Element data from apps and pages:
━━━
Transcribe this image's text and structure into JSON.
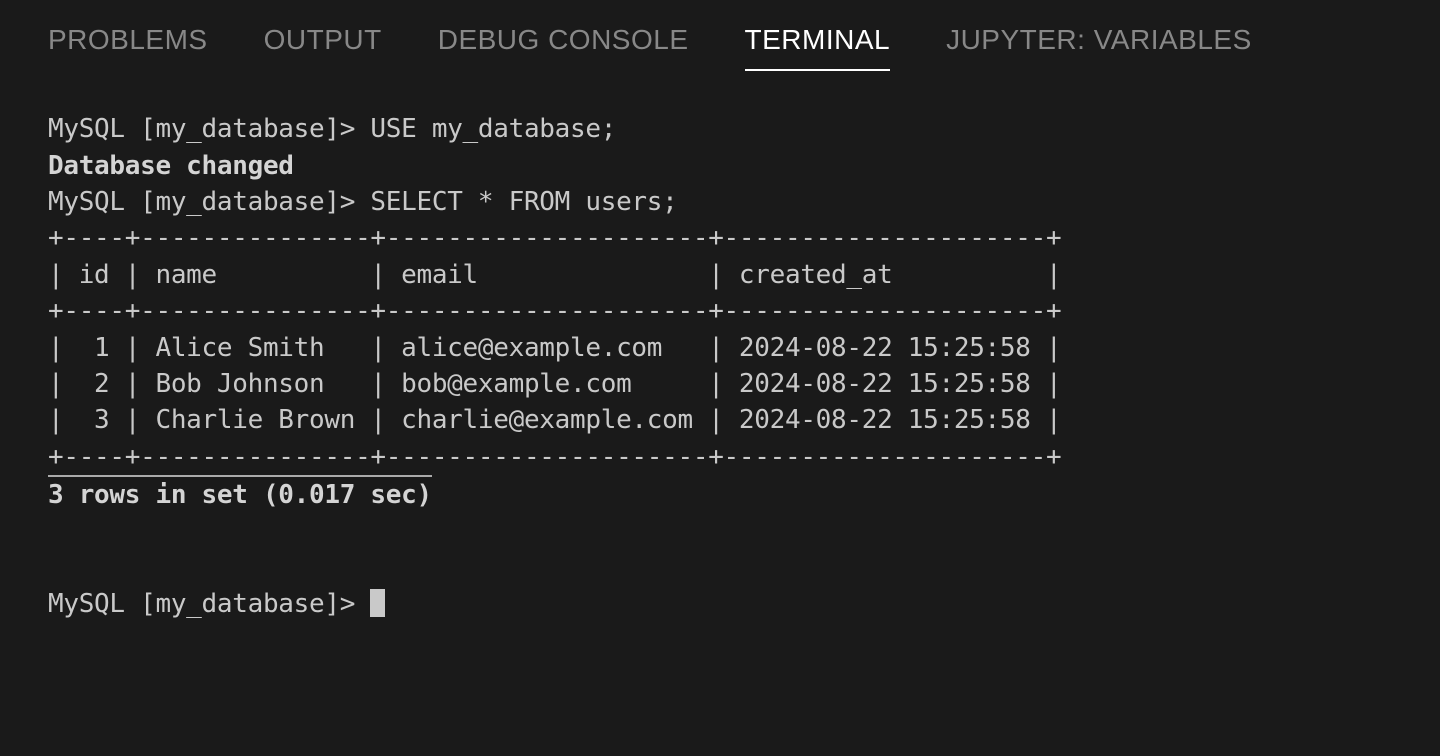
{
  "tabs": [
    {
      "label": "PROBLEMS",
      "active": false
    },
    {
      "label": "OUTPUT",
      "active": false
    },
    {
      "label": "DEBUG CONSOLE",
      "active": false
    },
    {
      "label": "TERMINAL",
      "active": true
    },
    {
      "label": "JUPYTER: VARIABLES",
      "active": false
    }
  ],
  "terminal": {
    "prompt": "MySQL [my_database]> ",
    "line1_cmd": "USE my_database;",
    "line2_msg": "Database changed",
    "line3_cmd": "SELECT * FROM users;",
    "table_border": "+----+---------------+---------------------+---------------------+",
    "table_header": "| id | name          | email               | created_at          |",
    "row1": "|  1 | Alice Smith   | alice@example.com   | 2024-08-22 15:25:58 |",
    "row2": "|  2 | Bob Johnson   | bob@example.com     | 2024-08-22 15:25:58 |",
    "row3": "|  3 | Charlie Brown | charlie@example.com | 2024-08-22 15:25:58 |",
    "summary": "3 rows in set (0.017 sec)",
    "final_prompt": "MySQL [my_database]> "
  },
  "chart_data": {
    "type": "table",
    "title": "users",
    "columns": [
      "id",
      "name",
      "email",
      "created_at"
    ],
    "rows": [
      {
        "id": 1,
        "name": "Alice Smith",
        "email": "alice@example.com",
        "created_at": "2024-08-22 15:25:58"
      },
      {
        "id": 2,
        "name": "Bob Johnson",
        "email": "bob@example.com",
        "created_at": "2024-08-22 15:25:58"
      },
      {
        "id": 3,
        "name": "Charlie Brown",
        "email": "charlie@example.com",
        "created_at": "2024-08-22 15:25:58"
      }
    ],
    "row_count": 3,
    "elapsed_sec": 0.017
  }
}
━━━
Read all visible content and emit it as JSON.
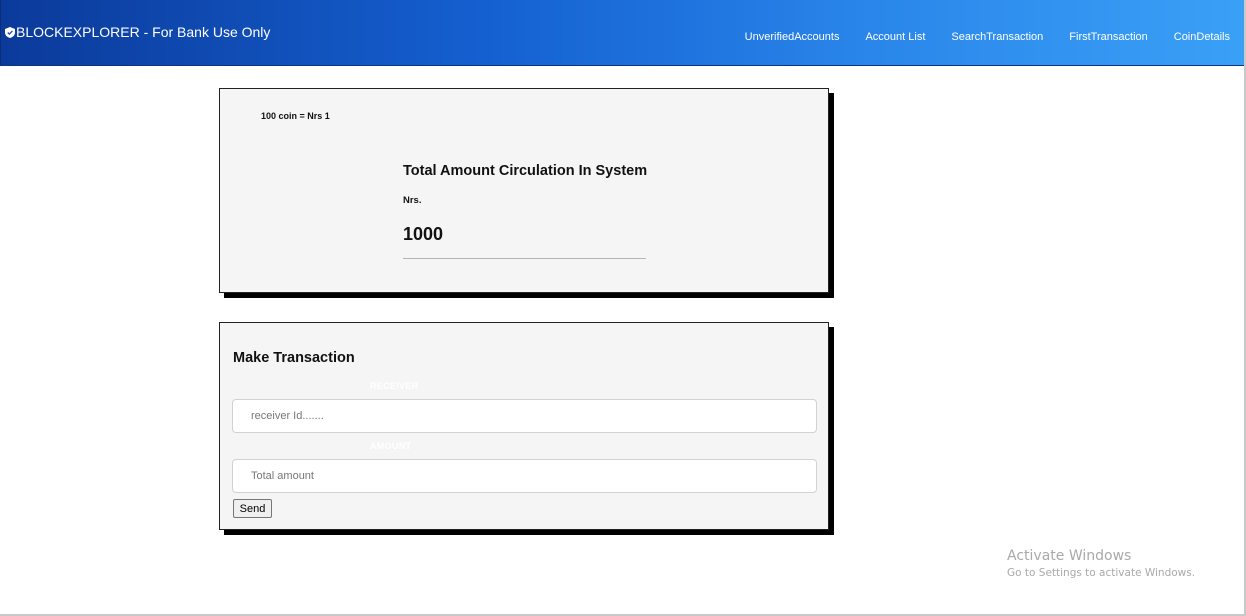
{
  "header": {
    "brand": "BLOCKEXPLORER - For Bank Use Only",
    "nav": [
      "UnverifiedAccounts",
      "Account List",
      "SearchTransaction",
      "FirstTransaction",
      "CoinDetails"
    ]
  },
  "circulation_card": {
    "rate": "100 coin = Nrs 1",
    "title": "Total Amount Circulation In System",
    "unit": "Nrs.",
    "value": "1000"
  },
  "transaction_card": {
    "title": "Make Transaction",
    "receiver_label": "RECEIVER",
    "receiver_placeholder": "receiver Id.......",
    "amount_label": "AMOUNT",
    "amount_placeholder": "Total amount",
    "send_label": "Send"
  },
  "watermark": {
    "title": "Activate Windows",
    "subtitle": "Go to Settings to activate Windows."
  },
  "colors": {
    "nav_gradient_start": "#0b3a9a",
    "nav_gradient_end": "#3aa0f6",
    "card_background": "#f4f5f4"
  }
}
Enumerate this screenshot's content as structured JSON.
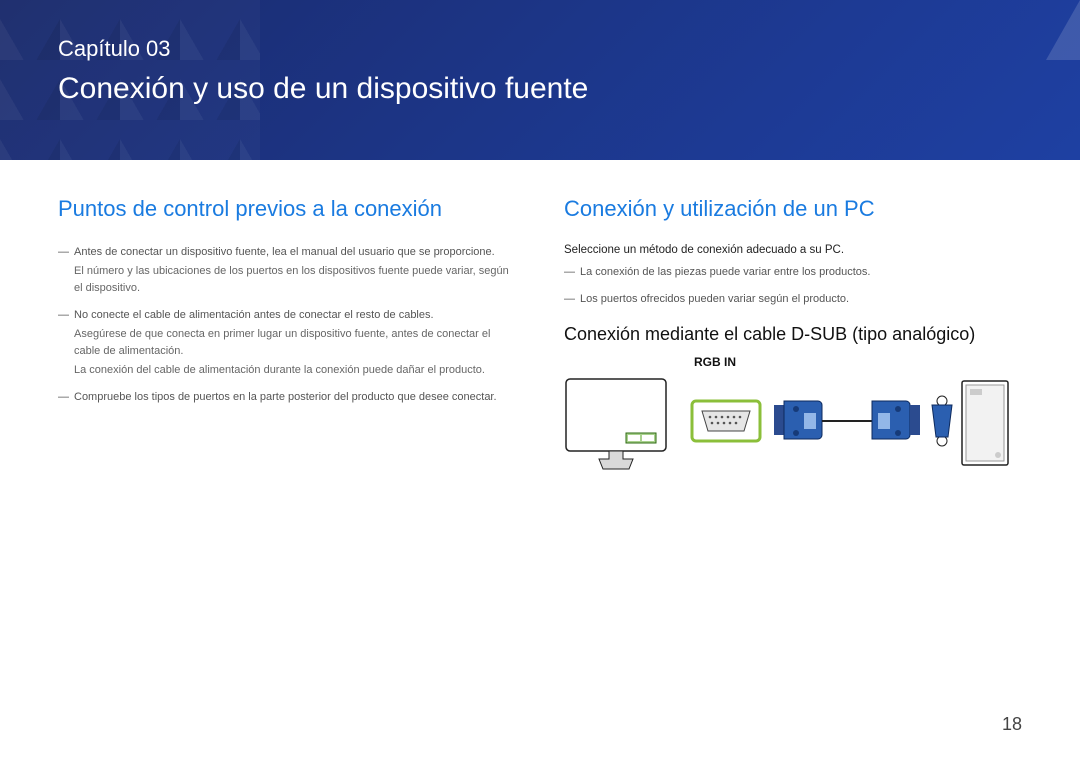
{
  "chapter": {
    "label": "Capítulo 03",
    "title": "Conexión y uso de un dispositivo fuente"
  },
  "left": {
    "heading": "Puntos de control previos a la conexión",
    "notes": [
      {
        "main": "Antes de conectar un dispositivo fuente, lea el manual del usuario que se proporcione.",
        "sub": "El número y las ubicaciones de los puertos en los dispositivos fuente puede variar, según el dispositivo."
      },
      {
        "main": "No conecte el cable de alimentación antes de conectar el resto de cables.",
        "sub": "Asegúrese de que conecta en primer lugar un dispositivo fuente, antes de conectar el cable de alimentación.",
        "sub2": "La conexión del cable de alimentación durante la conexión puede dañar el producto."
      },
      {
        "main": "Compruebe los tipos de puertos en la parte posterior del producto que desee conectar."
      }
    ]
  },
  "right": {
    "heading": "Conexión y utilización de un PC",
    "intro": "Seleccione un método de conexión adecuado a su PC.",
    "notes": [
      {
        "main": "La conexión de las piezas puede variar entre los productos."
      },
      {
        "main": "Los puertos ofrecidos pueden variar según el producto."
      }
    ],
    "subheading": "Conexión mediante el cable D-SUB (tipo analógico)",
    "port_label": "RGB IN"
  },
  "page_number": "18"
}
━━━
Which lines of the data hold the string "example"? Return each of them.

__TASK RESPONSE__.
    "row1": "|  1 | Alice Smith   | alice@example.com   | 2024-08-22 15:25:58 |",
    "row2": "|  2 | Bob Johnson   | bob@example.com     | 2024-08-22 15:25:58 |",
    "row3": "|  3 | Charlie Brown | charlie@example.com | 2024-08-22 15:25:58 |",
        "email": "alice@example.com",
        "email": "bob@example.com",
        "email": "charlie@example.com",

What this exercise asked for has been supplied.